  • 32. Györffy B, Lanczky A, Eklund AC, Denkert C, Budczies J, Li Q, Szallasi Z. An online survival analysis tool to rapidly assess the effect of 22,277 genes on breast cancer prognosis using microarray data of 1,809 patients. Breast Cancer Res Treat. 2010; 123:725–31. https://doi.org/10.1007/s10549-009-0674-9 [PubMed]
  • 33. Yuan H, Yan M, Zhang G, Liu W, Deng C, Liao G, Xu L, Luo T, Yan H, Long Z, Shi A, Zhao T, Xiao Y, Li X. CancerSEA: a cancer single-cell state atlas. Nucleic Acids Res. 2019; 47:D900–08. https://doi.org/10.1093/nar/gky939 [PubMed]
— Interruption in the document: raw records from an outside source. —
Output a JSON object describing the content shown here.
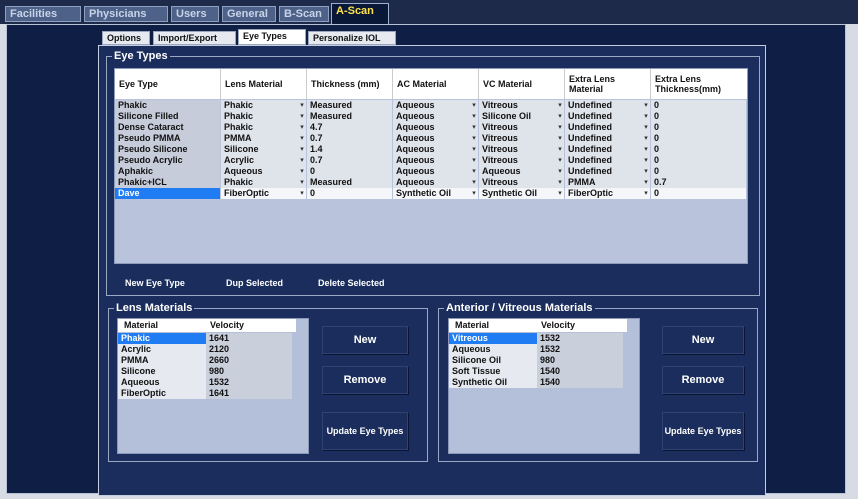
{
  "top_tabs": [
    "Facilities",
    "Physicians",
    "Users",
    "General",
    "B-Scan",
    "A-Scan"
  ],
  "sub_tabs": [
    "Options",
    "Import/Export",
    "Eye Types",
    "Personalize IOL"
  ],
  "eye_types": {
    "title": "Eye Types",
    "headers": [
      "Eye Type",
      "Lens Material",
      "Thickness (mm)",
      "AC Material",
      "VC Material",
      "Extra Lens Material",
      "Extra Lens Thickness(mm)"
    ],
    "rows": [
      [
        "Phakic",
        "Phakic",
        "Measured",
        "Aqueous",
        "Vitreous",
        "Undefined",
        "0"
      ],
      [
        "Silicone Filled",
        "Phakic",
        "Measured",
        "Aqueous",
        "Silicone Oil",
        "Undefined",
        "0"
      ],
      [
        "Dense Cataract",
        "Phakic",
        "4.7",
        "Aqueous",
        "Vitreous",
        "Undefined",
        "0"
      ],
      [
        "Pseudo PMMA",
        "PMMA",
        "0.7",
        "Aqueous",
        "Vitreous",
        "Undefined",
        "0"
      ],
      [
        "Pseudo Silicone",
        "Silicone",
        "1.4",
        "Aqueous",
        "Vitreous",
        "Undefined",
        "0"
      ],
      [
        "Pseudo Acrylic",
        "Acrylic",
        "0.7",
        "Aqueous",
        "Vitreous",
        "Undefined",
        "0"
      ],
      [
        "Aphakic",
        "Aqueous",
        "0",
        "Aqueous",
        "Aqueous",
        "Undefined",
        "0"
      ],
      [
        "Phakic+ICL",
        "Phakic",
        "Measured",
        "Aqueous",
        "Vitreous",
        "PMMA",
        "0.7"
      ],
      [
        "Dave",
        "FiberOptic",
        "0",
        "Synthetic Oil",
        "Synthetic Oil",
        "FiberOptic",
        "0"
      ]
    ],
    "buttons": [
      "New Eye Type",
      "Dup Selected",
      "Delete Selected"
    ]
  },
  "lens_materials": {
    "title": "Lens Materials",
    "headers": [
      "Material",
      "Velocity"
    ],
    "rows": [
      [
        "Phakic",
        "1641"
      ],
      [
        "Acrylic",
        "2120"
      ],
      [
        "PMMA",
        "2660"
      ],
      [
        "Silicone",
        "980"
      ],
      [
        "Aqueous",
        "1532"
      ],
      [
        "FiberOptic",
        "1641"
      ]
    ],
    "buttons": [
      "New",
      "Remove",
      "Update Eye Types"
    ]
  },
  "av_materials": {
    "title": "Anterior / Vitreous Materials",
    "headers": [
      "Material",
      "Velocity"
    ],
    "rows": [
      [
        "Vitreous",
        "1532"
      ],
      [
        "Aqueous",
        "1532"
      ],
      [
        "Silicone Oil",
        "980"
      ],
      [
        "Soft Tissue",
        "1540"
      ],
      [
        "Synthetic Oil",
        "1540"
      ]
    ],
    "buttons": [
      "New",
      "Remove",
      "Update Eye Types"
    ]
  },
  "colors": {
    "panel": "#1a2d5c",
    "selected": "#1f7cf2",
    "active_tab_text": "#ffe24a"
  }
}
  • 34. Zhou Y, Zhou B, Pache L, Chang M, Khodabakhshi AH, Tanaseichuk O, Benner C, Chanda SK. Metascape provides a biologist-oriented resource for the analysis of systems-level datasets. Nat Commun. 2019; 10:1523. https://doi.org/10.1038/s41467-019-09234-6 [PubMed]
  • 35. Szklarczyk D, Gable AL, Lyon D, Junge A, Wyder S, Huerta-Cepas J, Simonovic M, Doncheva NT, Morris JH, Bork P, Jensen LJ, Mering CV. STRING v11: protein-protein association networks with increased coverage, supporting functional discovery in genome-wide experimental datasets. Nucleic Acids Res. 2019; 47:D607–13. https://doi.org/10.1093/nar/gky1131 [PubMed]
  • 36. Zheng R, Wan C, Mei S, Qin Q, Wu Q, Sun H, Chen CH, Brown M, Zhang X, Meyer CA, Liu XS. Cistrome Data Browser: expanded datasets and new tools for gene regulatory analysis. Nucleic Acids Res. 2019; 47:D729–35. https://doi.org/10.1093/nar/gky1094 [PubMed]